Many give him significant credit for slamming the brakes on the wave of terror this past May, in which 19 Israelis were killed and that easily could have turned into a broader intifada like three earlier rounds before his term.

But the Post has learned that maybe his most interesting and impactful role has been how quickly he emerged as Israel’s exclusive go-to point man for sensitive contacts about national security with countries on Israel’s borders.

Bar would flag how he was sent to Egypt in mid-November 2021 to resolve tensions between the countries only one month after his appointment.

The meeting came amid a flurry of reports of concerted efforts by Egypt to reach agreements concerning an extended ceasefire and prisoner exchange deal between Israel and Hamas in Gaza.

There has been an uneasy reduction in conflict between the sides since the May 10-21, 2021 war, yet a low simmering conflict had continued and periodically threatened to revert into a full-scale war.

Since then, Bar has been critical in relations with Jordan, the Palestinian Authority and others in terms of combating traditional spying, security coordination and intelligence collection but also in areas where regional security and diplomacy overlap.

Besides regional issues, Bar has made an attitude of integration with other Israeli security forces, like the IDF and the Mossad, a way of life as opposed to merely a technical box to check periodically.

Although there has always been coordination by top officials of the disparate intelligence community organizations, the Shin Bet director has also furthered that joint effort to lower rank-and-file levels.

He is accomplishing this integration with concrete new initiatives and with clear messaging of the need for openness, innovation and revolutionary new ideas from the top.

In early September, Lapid specifically praised Bar for his audacity in pushing the organization to stay one step ahead of the enemy at all times.

Bar’s approach has translated into new highs in operational readiness and the level of quality and intimacy of the intelligence the agency provided during Operation Breaking Dawn in Gaza from August 5-7.

In parallel to his aggressive attitude in hitting hostile Gaza forces, the Post has learned that Bar has led the charge for increasing the number of persons from Gaza to be allowed to work and earn money in Israel.

This is part of Bar’s strategy to generate economic growth in Gaza in order to convince the public there and their Hamas leaders that starting a new conflict is not worth undermining the new growth.

The Shin Bet chief is working hard to have his team strike the right balance between permitting the entry of more Gazan workers and maintaining tight security so that this initiative does not let in potential terrorists.

In terms of successfully putting down the May terror wave, the Shin Bet under Bar has further branched out into new techniques to stamp out any potential spread of ISIS ideology in the area, as well as confront any potential terror trends within Israel.

As the Shin Bet has entered some of these new areas to prevent pockets from forming that could advance terror causes, Bar has pressed not to lose sight of the agency’s being limited by the country’s democratic principles and, when necessary, has advocated restraint from using its full force.

Bar has also been used as an ambassador to the American Jewish community, speaking to the Park East Synagogue in New York this past spring.

In the speech acquired by the Post, Bar discussed the complexities of balancing security and democracy as the challenge which sometimes forces the agency to be most creative.

On an entirely separate note, Bar has encouraged new levels of diversity and inclusion in the new classes of Shin Bet recruits.

Currently, the Shin Bet high command has four women, more than at any other time in its history.
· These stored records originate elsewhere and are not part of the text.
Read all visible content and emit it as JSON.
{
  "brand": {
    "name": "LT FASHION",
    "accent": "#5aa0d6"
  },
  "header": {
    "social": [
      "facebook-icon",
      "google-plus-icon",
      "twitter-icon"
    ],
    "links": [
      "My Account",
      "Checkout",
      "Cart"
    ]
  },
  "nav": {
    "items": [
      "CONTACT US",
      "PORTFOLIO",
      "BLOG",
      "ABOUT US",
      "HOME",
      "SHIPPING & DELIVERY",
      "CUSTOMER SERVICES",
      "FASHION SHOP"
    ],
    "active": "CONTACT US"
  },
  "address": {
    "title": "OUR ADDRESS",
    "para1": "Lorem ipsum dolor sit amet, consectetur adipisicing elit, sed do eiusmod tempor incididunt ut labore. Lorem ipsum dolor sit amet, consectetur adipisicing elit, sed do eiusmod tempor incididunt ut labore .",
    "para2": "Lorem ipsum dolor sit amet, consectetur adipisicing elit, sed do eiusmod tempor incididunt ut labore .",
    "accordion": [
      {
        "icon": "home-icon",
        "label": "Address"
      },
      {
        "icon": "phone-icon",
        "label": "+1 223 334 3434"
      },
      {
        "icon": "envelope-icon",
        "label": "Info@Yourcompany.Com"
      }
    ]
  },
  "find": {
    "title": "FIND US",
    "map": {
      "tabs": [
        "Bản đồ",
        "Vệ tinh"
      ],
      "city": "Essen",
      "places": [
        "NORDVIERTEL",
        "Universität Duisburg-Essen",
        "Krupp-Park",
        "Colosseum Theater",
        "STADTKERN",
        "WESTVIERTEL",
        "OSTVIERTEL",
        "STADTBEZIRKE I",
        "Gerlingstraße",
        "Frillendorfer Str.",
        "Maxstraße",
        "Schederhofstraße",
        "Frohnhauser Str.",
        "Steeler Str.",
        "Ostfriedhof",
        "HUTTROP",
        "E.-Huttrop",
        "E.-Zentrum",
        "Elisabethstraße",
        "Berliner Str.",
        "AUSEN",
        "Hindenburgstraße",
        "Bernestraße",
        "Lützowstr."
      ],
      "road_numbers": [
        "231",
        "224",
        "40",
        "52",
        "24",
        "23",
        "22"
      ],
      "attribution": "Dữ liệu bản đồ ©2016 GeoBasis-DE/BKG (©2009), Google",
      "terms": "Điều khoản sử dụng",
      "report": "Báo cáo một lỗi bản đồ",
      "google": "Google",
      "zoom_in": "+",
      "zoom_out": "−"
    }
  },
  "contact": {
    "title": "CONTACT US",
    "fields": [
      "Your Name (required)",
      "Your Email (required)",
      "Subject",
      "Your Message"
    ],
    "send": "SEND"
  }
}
This includes women not only in analysis but also in field assignments, operations, technology and providing security.

At the same time, the agency’s numbers of disabled, haredi and openly LGBTQ persons are growing as well – groups which had lower representation in the past.